▶ [Exercise details]:
Scan the entries below. Return every line that includes "Certificate".

▶ [Provided data]:

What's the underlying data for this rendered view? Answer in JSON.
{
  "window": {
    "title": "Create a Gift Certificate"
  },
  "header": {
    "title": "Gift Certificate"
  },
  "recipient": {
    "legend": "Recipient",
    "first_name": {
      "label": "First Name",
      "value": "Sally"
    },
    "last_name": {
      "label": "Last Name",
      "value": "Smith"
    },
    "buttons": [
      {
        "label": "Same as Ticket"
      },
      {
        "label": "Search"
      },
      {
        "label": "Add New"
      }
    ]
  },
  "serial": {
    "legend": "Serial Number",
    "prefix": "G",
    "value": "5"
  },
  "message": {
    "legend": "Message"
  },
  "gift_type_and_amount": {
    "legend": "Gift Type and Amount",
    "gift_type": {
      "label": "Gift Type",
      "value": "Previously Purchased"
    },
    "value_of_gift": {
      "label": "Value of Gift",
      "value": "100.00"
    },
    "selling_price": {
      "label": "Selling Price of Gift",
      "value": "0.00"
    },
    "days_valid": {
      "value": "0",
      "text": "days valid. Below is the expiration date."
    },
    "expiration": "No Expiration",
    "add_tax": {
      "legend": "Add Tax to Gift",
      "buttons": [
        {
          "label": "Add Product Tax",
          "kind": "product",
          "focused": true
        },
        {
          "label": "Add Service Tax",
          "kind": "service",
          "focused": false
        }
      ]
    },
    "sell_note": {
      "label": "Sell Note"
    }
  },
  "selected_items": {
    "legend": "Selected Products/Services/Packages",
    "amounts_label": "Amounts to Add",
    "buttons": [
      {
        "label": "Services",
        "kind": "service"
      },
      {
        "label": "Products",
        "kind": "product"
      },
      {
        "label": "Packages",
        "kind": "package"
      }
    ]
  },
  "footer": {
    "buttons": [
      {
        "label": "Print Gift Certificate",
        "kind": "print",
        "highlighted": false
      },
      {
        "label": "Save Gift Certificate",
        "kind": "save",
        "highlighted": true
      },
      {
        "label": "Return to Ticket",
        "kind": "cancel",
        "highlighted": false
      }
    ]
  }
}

▶ [Your solution]:
    "title": "Create a Gift Certificate"
    "title": "Gift Certificate"
        "label": "Print Gift Certificate",
        "label": "Save Gift Certificate",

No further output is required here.